“If you like the way the library is run, that’s the way we’ll run City Hall.”
The words are those of Gerald Carbone as he spoke to a gathering of about 20 neighbors and friends at his Warwick Neck home on June 30. Carbone chaired the Warwick Library Board of Trustees, a position he has stepped down from now that he is a Democratic candidate for mayor of Warwick.
Carbone says the library is “ahead of the curve” when it comes to technology and serving the public. He points to the library’s Idea Studio with its access to 3-D printers, the streaming of audio and video and goggles that provide users the ability to virtually visit places.
He can’t say the city has kept pace with change. While he feels the city has a good comprehensive plan, he believes it hasn’t updated its “post-war” zoning or land use or is it “smart” when it comes to the use of energy. If elected, he aims to promote village development and neighborhoods where children can play safely and elderly can age in their community.
“We’re behind; I think that’s obvious,” he said in an interview.
Similarly, he feels the Warwick Democratic Party is stuck in a good old boy way of operating. That’s one of the reasons he’s running.
This is not Carbone’s first consideration of running for public office. He took out declaration papers when the late District 30 Senator William Walaska talked of running for state treasurer, but then didn’t follow through with filing when Walaska chose to seek another term.
In 2016 Jeanine Calkin challenged Walaska and beat him in a primary. Carbone told his backyard gathering that city Democrats approached him as a candidate to run against Calkin. He was appalled. He saw the request as an effort to displace a woman.
“Jeanine Calkin is my inspiration and motivation for running,” Carbone said.
Calkin was one of those listening from the shade of Carbone’s backyard looking out on an extensive vegetable garden. Carbone and his wife Mary and their two dogs moved to the Neck from Pawtuxet because of the extensive yard and the space it provided them for gardening.
Asked if he is a Progressive Democrat Carbone says he shuns labels. He calls himself “a true Democrat” in his campaign literature and takes issue with the all-Democrat City Council, then led by currently acting Mayor Joseph Solomon, that failed to adopt resolutions opposing offshore drilling and lay people from carrying guns into schools.

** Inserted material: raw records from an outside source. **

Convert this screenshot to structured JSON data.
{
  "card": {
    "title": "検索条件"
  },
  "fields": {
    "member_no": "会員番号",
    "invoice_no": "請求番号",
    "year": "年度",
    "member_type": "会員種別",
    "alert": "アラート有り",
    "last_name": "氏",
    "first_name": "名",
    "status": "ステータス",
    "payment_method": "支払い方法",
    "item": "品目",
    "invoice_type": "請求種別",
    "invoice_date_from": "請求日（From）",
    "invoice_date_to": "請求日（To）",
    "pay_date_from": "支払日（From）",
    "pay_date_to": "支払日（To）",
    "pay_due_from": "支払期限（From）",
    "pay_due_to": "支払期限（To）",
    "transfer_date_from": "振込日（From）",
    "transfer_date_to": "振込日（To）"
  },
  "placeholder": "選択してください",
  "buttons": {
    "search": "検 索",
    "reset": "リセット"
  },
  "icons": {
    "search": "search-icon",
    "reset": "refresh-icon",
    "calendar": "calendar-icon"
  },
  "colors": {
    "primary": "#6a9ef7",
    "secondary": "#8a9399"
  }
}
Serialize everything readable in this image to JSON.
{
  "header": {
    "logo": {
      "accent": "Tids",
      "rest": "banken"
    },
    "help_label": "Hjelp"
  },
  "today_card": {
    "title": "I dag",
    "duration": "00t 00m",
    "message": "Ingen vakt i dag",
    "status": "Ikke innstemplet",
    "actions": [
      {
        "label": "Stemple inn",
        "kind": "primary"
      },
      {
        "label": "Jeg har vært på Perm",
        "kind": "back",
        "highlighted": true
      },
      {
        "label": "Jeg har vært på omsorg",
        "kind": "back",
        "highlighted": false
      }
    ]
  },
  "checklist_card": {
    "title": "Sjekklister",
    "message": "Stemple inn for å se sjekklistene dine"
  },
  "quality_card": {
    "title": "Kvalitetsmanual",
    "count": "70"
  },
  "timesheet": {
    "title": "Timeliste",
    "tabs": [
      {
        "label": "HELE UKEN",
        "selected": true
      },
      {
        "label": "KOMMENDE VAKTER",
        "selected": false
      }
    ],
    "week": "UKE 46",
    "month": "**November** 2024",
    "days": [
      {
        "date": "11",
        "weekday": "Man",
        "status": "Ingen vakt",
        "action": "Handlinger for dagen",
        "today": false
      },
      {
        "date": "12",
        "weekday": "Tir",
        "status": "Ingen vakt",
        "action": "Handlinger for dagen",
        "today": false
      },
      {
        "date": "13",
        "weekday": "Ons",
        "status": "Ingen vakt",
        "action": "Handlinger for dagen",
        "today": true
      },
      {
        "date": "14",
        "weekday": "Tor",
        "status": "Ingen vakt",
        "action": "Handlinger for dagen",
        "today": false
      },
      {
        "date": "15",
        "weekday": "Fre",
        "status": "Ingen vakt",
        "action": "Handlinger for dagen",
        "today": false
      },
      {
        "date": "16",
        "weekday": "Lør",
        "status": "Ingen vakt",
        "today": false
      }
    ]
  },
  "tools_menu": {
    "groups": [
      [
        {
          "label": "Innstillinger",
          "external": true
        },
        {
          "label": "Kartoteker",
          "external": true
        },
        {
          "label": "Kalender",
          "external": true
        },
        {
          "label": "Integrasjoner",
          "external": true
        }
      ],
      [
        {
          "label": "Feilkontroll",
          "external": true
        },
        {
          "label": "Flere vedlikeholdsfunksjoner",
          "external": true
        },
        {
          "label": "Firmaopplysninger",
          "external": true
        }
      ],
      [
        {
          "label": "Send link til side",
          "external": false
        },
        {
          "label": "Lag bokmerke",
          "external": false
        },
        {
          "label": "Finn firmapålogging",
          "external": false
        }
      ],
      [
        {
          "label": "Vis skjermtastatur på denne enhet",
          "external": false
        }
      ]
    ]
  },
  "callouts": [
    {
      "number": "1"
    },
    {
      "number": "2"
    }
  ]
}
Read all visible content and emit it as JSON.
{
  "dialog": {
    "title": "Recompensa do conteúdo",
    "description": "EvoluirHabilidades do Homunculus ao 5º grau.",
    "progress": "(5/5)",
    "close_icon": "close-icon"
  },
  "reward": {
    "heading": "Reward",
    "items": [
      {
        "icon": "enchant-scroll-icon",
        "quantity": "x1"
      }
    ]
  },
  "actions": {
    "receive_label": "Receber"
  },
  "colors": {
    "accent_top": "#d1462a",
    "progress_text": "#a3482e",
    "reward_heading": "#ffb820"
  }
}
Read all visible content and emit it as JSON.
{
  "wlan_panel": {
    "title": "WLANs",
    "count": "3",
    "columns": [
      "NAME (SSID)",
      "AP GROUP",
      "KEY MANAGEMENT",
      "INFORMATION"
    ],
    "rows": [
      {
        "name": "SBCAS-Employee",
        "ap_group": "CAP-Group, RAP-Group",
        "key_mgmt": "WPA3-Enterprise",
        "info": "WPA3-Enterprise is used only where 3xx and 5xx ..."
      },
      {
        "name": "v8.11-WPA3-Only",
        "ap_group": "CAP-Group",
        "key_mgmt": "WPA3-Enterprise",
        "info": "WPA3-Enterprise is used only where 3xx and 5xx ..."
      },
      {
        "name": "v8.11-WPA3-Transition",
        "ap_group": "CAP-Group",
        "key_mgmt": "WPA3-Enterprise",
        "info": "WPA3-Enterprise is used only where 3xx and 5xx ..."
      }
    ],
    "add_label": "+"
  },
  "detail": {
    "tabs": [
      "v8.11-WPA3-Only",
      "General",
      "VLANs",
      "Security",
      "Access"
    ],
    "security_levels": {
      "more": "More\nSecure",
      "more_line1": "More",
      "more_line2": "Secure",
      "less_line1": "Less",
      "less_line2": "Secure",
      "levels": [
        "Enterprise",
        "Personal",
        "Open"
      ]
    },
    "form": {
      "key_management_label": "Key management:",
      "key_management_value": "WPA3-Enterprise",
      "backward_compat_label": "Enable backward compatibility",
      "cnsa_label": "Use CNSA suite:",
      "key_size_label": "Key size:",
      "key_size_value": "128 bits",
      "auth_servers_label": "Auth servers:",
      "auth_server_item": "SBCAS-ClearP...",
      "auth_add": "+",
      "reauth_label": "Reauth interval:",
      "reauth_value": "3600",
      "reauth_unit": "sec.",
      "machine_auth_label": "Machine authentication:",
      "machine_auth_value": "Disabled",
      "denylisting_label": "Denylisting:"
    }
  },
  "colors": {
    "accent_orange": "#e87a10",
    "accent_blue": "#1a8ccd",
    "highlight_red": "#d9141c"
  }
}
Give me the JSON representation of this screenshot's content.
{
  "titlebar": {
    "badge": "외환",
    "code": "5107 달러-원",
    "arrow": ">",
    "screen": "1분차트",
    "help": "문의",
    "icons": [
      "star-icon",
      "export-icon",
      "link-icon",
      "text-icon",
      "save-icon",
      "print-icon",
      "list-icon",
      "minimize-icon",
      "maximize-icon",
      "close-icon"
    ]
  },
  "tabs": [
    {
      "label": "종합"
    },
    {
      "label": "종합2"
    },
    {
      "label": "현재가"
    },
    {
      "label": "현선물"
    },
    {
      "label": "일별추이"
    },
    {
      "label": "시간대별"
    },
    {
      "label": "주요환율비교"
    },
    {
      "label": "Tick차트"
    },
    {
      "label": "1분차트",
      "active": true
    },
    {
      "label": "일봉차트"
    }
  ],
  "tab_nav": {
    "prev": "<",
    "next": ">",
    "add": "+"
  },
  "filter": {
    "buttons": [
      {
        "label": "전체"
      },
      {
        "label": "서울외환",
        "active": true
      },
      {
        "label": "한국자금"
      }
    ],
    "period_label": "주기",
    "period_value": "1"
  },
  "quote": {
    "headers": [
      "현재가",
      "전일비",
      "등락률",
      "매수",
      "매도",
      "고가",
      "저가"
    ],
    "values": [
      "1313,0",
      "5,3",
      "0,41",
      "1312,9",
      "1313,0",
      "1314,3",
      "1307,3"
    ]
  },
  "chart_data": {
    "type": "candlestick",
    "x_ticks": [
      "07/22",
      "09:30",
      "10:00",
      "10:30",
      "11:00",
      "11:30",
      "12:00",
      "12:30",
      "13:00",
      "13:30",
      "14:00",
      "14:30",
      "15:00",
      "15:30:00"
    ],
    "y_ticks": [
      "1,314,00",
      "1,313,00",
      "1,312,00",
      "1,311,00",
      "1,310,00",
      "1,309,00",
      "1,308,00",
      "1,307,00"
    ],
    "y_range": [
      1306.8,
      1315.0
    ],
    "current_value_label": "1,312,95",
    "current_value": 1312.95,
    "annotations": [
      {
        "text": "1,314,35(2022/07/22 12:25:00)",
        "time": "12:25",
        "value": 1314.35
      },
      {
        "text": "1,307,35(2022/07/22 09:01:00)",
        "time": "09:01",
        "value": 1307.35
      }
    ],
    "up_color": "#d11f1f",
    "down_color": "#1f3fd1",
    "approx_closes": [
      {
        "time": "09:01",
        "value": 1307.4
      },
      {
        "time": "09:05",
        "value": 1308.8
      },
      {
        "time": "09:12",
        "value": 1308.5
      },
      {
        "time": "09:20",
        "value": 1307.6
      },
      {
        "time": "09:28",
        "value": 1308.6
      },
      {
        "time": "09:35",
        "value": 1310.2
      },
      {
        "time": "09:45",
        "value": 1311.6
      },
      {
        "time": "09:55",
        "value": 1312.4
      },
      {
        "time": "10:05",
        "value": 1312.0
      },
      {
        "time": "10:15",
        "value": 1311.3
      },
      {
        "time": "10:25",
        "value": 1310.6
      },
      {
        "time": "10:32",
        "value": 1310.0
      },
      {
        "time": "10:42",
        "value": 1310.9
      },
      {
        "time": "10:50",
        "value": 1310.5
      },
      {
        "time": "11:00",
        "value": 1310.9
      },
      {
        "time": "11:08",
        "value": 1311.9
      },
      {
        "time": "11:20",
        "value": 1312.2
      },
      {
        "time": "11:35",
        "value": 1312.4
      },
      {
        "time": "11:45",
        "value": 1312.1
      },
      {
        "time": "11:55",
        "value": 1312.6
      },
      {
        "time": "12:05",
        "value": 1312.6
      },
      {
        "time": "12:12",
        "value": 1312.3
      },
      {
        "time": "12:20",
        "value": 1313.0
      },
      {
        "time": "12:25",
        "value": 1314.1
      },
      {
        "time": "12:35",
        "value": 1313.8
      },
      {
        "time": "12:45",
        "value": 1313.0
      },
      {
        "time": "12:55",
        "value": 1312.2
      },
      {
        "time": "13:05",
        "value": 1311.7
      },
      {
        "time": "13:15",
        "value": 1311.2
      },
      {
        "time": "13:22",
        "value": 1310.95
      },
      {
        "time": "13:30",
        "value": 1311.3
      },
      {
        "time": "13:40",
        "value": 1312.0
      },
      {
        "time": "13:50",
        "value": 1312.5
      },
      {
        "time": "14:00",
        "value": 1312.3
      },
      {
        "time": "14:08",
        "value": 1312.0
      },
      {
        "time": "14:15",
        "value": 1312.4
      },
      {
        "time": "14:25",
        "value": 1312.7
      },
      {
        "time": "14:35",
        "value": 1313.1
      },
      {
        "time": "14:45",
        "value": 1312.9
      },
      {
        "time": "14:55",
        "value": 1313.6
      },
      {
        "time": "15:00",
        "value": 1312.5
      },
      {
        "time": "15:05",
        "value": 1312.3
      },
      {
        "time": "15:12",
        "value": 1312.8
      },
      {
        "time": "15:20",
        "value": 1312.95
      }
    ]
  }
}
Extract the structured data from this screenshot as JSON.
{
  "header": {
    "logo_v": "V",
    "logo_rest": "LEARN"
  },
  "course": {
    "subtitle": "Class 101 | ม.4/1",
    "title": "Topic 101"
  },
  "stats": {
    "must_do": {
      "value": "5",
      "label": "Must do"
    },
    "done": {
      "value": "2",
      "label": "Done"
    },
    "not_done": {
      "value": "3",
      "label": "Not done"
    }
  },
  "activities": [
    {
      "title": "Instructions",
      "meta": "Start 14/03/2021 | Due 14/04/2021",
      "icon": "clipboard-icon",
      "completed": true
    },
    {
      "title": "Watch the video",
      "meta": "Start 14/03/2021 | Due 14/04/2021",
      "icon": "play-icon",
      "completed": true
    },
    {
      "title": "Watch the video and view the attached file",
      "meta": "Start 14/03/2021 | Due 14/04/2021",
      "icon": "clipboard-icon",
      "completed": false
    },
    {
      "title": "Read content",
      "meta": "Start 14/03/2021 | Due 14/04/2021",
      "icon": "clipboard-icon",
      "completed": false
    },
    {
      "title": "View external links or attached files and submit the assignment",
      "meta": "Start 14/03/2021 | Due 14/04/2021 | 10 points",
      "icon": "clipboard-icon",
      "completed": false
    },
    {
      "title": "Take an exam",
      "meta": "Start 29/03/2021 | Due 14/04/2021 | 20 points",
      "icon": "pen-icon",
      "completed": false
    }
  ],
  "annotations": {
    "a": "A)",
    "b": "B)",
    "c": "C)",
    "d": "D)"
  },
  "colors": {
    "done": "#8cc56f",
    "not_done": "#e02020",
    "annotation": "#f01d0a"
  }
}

“Responsible tax policy, no drilling off our coast, no guns in our schools and a sustainable energy policy are basic Democratic principles. Sometimes I really feel as if I am the only true Democrat in the primary race,” reads the card he will be handing out as he meets voters who have a history of voting in Democratic primaries.
Carbone said he inquired why the council postponed action on the resolutions that had been introduced at the request of former Mayor Scott Avedisian and was told council efforts were being focused on the budget.
Carbone also takes issue with the council over schools. He is disheartened by council efforts to control the school department and objects to the council action to cut into the school request for additional funding while adding another $4 million to road repaving.
“For me, if it was a choice between schools and asphalt, I would choose schools,” he said.
Should he be elected, Carbone said he would be happy to work with schools, but he doesn’t see himself telling them how to spend their budget.
“If I wanted to tell schools how to run schools I would have run for the School Committee,” he said.
Carbone, who worked for 25 years as a journalist and covered Warwick as a reporter for the Providence Journal, understands how local government works. Also, at the Journal he served as a member of the Newspaper Guild’s contract negotiating team and considers mutual respect between parties as critical to reaching a fair contract. He feels he can be effective in pulling the parties together on the municipal level.
The author of three books on American history, Carbone paraphrases George Washington to illustrate what he believes is an effective means of governing.
“Study merit and reward the deserving,” Carbone says.
As to how he would apply such advice, Carbone said, “Listen to your staff and they will let you know who the leaders are.”
Carbone holds a master’s degree from Brown and was a John S. Knight Journalism Fellow at Stanford University. He’s mapped out his campaign, having hired a campaign manager and set aside July and August to meet in person as many Warwick Democrats who voted in the 2016 presidential primary as possible. He also plans to send what has become known as a “Mother Teresa” letter to Democrats telling them why he’s running and the good things he aims to do.
One thing he doesn’t plan on doing is spending the kind of money Solomon appears ready to commit to the campaign, with a personal loan of $100,000. Carbone expects to spend a tenth of that.
“It’s wasteful spending that kind of money tooting one’s own horn. I can’t understand why he [Solomon] would spend six figures on this race. It’s overkill and wasteful,” he said.